What's New

Polish Artists at the Kochi-Muziris Biennale 2017

12 December 2016 – 29 March 2017
Fort Kochi

The Kochi-Muziris Biennale is a three-month long festival of international contemporary visual art hosted in Kochi, Kerala. It is India’s largest contemporary art event, and the only Biennale in South Asia. The landmark event has created an enduring platformfor artistic and cultural contributions to society and established itself as a centre for artistic engagement in South Asia. The last two editions of the Kochi-Muziris Biennale, in 2012 and 2014, have ensured that Kochi now occupies a confident place on the global art calendar.

The third edition of the Biennale will see a vibrant plurality of Polish artists presenting their works.

Paweł Althamer, as part of his project for the Biennale, set off as a pilgrim around India to pay tribute to spiritual teachers and sacred places. The journey draws from the ancient Lila game developed by Rishi priests and veda poets. Like the ancient game, the artist’s journey was based on the assumption that life is a play of Gods and
reality an illusion. Drawings prepared by the artist during his pilgrimage form part of an installation displayed at the Biennale venue.

Born in Warsaw in 1967, Paweł Althamer is a Polish sculptor and performance artist. He studied under the renowned sculptor Grzegorz Kowalski at the Warsaw Academy of Fine Arts. Since graduating in 1993, Althamer has established a body of work centered on portraits of himself as well as friends and family members depicted by haunting, life-size figures. The sculptures often contain materials that are familiar yet disturbing – such as animal intestines, hay, leather, human hair, and resin – prompting viewers to reassess their own role in art’s origination.

Aleksandra Ska, another Polish artist participating in the Biennale, is currently presenting her latest project
entitled Pandemic.
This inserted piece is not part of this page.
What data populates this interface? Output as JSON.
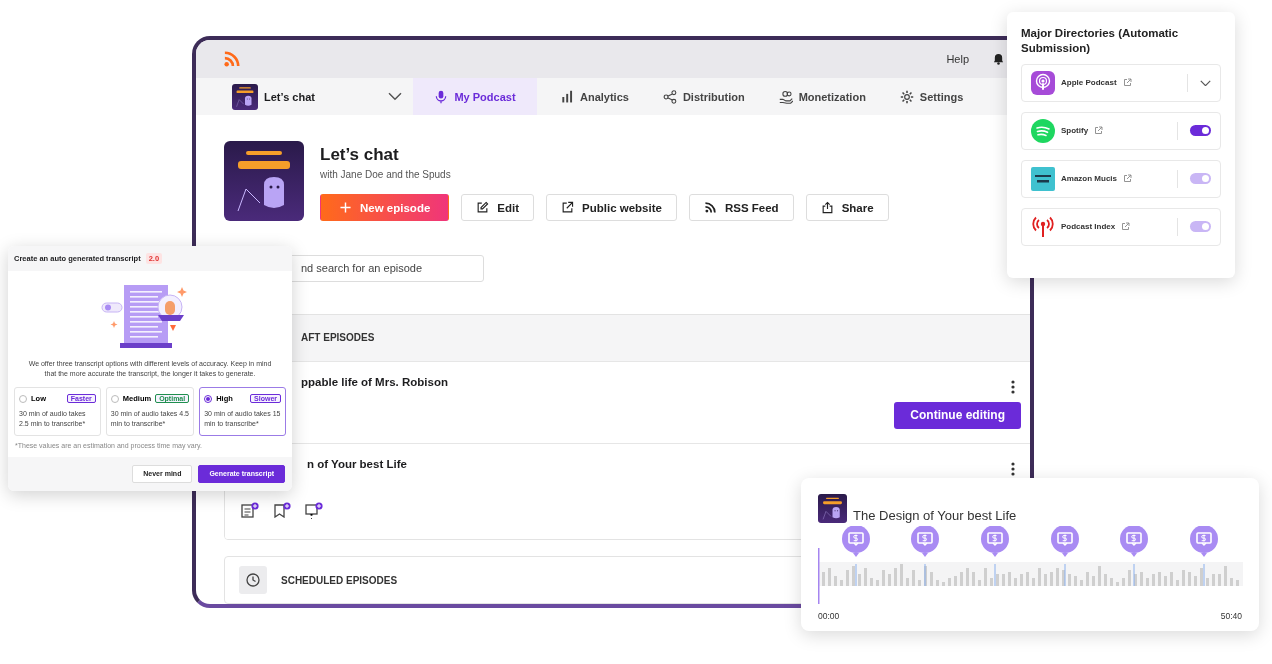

Pandemic is an installation previously presented in Piekary Gallery, Poznań. In her project, Aleksandra Ska confronts the global threat of deadly diseases not by spectacular imagery of possible disaster but through the presentation of scientific evidence that turns out to be fictional; this fiction is what makes Pandemic inevitable. The research for the Pandemia project was supported by a scholarship from the Ministry of Culture and National Heritage, Republic of Poland. Piekary Gallery, Poznań is a partner of the project.

Aleksandra Ska lives and works in Poznań. She is head of the Sculpture and Spatial Art Forms Studio at College
of Art in Szczecin, Poland. In her artistic practice she undermines the socially and culturally established
models of sexual identification, emotional expression, interpersonal relations and life roles. She treats
installations, videos, and objects as visual, or sometimes, haptic metaphors aiming to transform social and cultural patterns of thinking and doing.